For its 2007 survey, US News evaluated 113 children’s hospitals and ranked 30 of them as the best children’s hospitals. Survey results appear in the Sept. 3 issue of the magazine and on the magazine web site at health.usnews.com.

The US News issue is the first devoted solely to pediatric care. In the past, pediatric care was included in the magazine’s “Best Hospitals” issue, with a score based solely on reputation. US News officials said they decided to publish a separate issue devoted to children’s hospitals after revamping their evaluation methodology by surveying hospitals on a series of measures to arrive at a more analytical score.

“The rankings, like their adult Best Hospitals counterparts, now reflect a three-part mix of reputation, death rate, and care-related factors such as volume, nursing care, advanced technology, and recognition by outside organizations,” according to the publication.

The top ranked children’s hospitals for 2007 are:

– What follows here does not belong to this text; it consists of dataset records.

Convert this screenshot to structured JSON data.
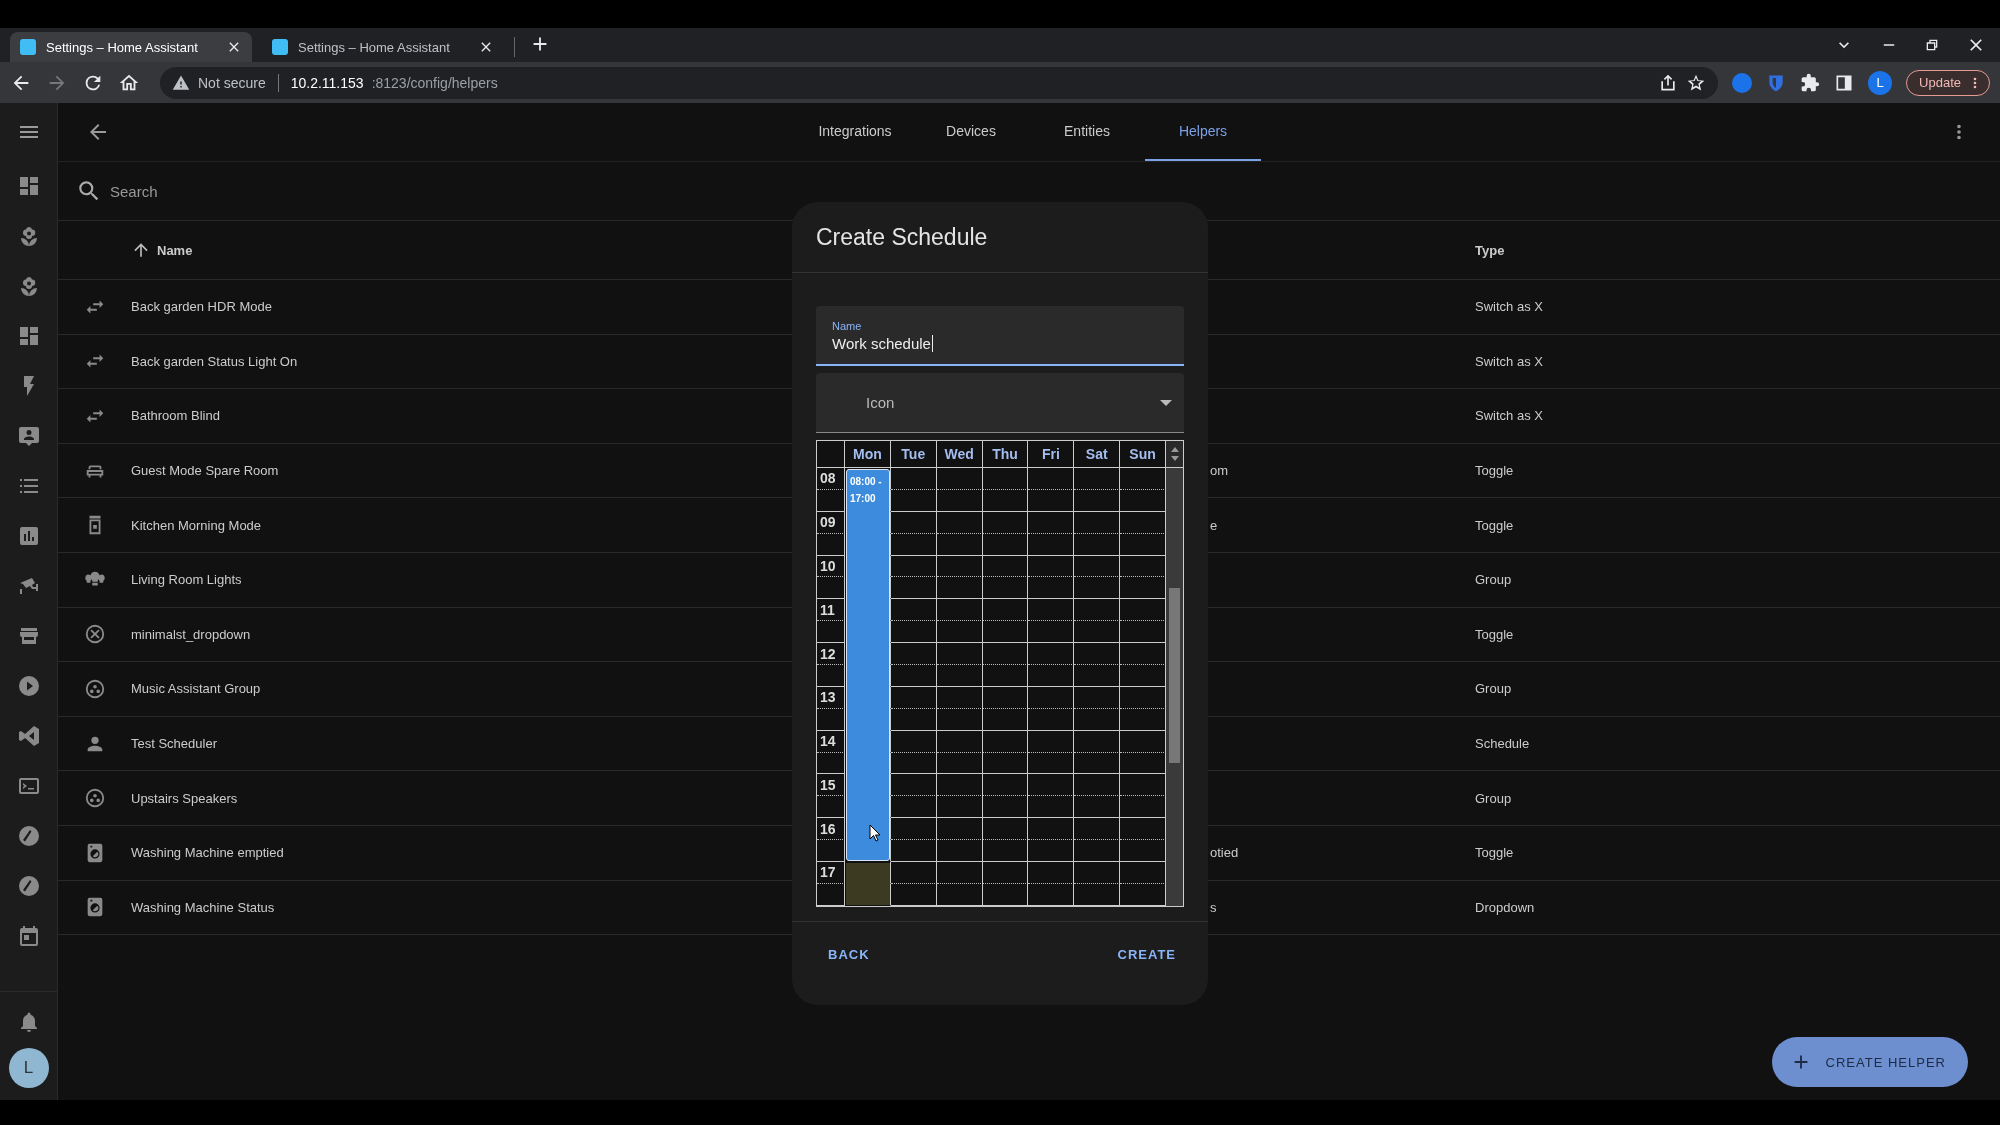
{
  "browser": {
    "tabs": [
      {
        "title": "Settings – Home Assistant",
        "selected": true
      },
      {
        "title": "Settings – Home Assistant",
        "selected": false
      }
    ],
    "security": "Not secure",
    "url_host": "10.2.11.153",
    "url_path": ":8123/config/helpers",
    "profile": "L",
    "update": "Update"
  },
  "app": {
    "tabs": [
      {
        "label": "Integrations",
        "selected": false
      },
      {
        "label": "Devices",
        "selected": false
      },
      {
        "label": "Entities",
        "selected": false
      },
      {
        "label": "Helpers",
        "selected": true
      }
    ],
    "search": {
      "placeholder": "Search"
    },
    "columns": {
      "name": "Name",
      "type": "Type"
    },
    "rows": [
      {
        "name": "Back garden HDR Mode",
        "type": "Switch as X"
      },
      {
        "name": "Back garden Status Light On",
        "type": "Switch as X"
      },
      {
        "name": "Bathroom Blind",
        "type": "Switch as X"
      },
      {
        "name": "Guest Mode Spare Room",
        "column_2": "om",
        "type": "Toggle"
      },
      {
        "name": "Kitchen Morning Mode",
        "column_2": "e",
        "type": "Toggle"
      },
      {
        "name": "Living Room Lights",
        "type": "Group"
      },
      {
        "name": "minimalst_dropdown",
        "type": "Toggle"
      },
      {
        "name": "Music Assistant Group",
        "type": "Group"
      },
      {
        "name": "Test Scheduler",
        "type": "Schedule"
      },
      {
        "name": "Upstairs Speakers",
        "type": "Group"
      },
      {
        "name": "Washing Machine emptied",
        "column_2": "otied",
        "type": "Toggle"
      },
      {
        "name": "Washing Machine Status",
        "column_2": "s",
        "type": "Dropdown"
      }
    ],
    "avatar": "L",
    "fab": "CREATE HELPER"
  },
  "dialog": {
    "title": "Create Schedule",
    "name_field": {
      "label": "Name",
      "value": "Work schedule",
      "focused": true
    },
    "icon_field": {
      "label": "Icon"
    },
    "calendar": {
      "hours": [
        "08",
        "09",
        "10",
        "11",
        "12",
        "13",
        "14",
        "15",
        "16",
        "17"
      ],
      "days": [
        {
          "label": "Mon",
          "events": [
            {
              "kind": "block",
              "label": "08:00 - 17:00"
            },
            {
              "kind": "selection"
            }
          ]
        },
        {
          "label": "Tue"
        },
        {
          "label": "Wed"
        },
        {
          "label": "Thu"
        },
        {
          "label": "Fri"
        },
        {
          "label": "Sat"
        },
        {
          "label": "Sun"
        }
      ]
    },
    "actions": [
      "BACK",
      "CREATE"
    ]
  }
}
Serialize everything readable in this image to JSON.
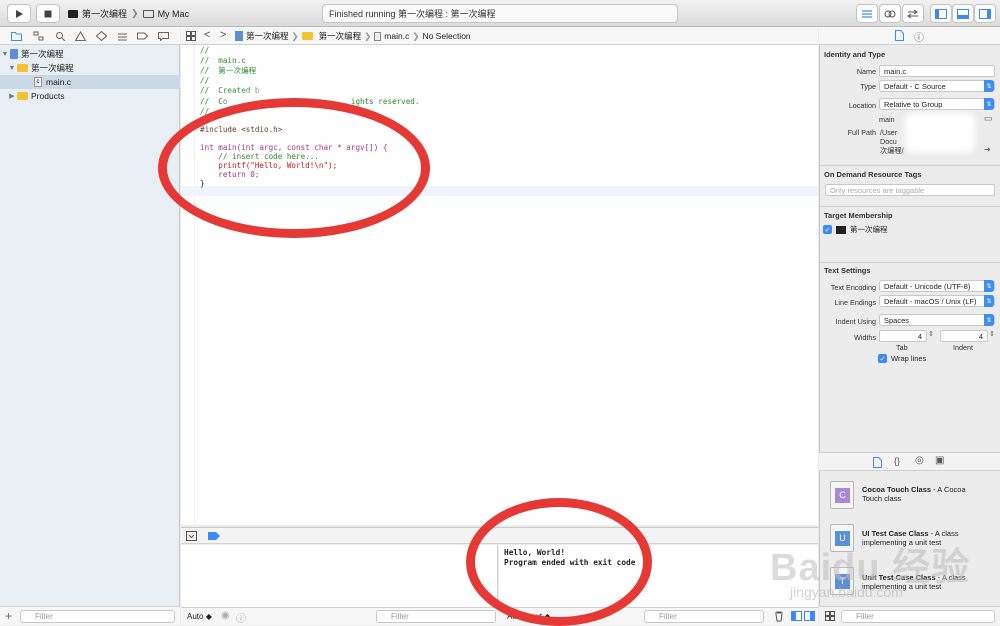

1 Children’s Hospital of Philadelphia
2 Children’s Hospital Boston
3 Johns Hopkins Hospital, Baltimore
4 Children’s Hospital, Denver
5 Rainbow Babies and Children’s Hospital, Cleveland
6 Texas Children’s Hospital, Houston
7 Cincinnati Children’s Hospital Medical Center
8 New York-Presbyterian University Hospital of Columbia and Cornell
9 Children’s Hospital and Regional Medical Center, Seattle
10 Lucile Packard Children’s Hospital
11 Children’s National Medical Center, Washington, D.C.
12 Columbus Children’s Hospital
13 Children’s Hospital of Pittsburgh
14 Children’s Healthcare of Atlanta
15 St. Louis Children’s Hospital
16 UCSF Children’s Hospital, San Francisco
17 Children’s Hospital Los Angeles
18 Primary Children’s Medical Center, Salt Lake City, Utah
19 Duke University Medical Center, Durham, North Carolina
20 St. Jude Children’s Research Hospital, Memphis
21 Mattel Children’s Hospital at UCLA, Los Angeles
22 Univ. of Mich. C.S. Mott Children’s Hosp., Ann Arbor
23 Vanderbilt University Medical Center, Nashville
24 Long Island Jewish Medical Center, New Hyde Park, N.Y.
25 Children’s Memorial Hospital, Chicago
26 Miami Children’s Hospital
27 Children’s Hospitals and Clinics of Minnesota, Minneapolis
28 Children’s Medical Center Dallas
29 Mayo Clinic, Rochester, Minnesota
30 Children’s Hospital of Wisconsin, Milwaukee

One of the nation’s top children’s hospitals, UCSF Children’s Hospital creates an environment where children and their families find compassionate care at the healing edge of scientific discovery, with more than 150 experts in 50 medical specialties serving patients throughout Northern California and beyond. The hospital admits about 5,000 children each year, including 1,600 babies born there.

UCSF is a leading university that advances health worldwide by conducting advanced biomedical research, educating graduate students in the life sciences and health professions, and providing complex patient care.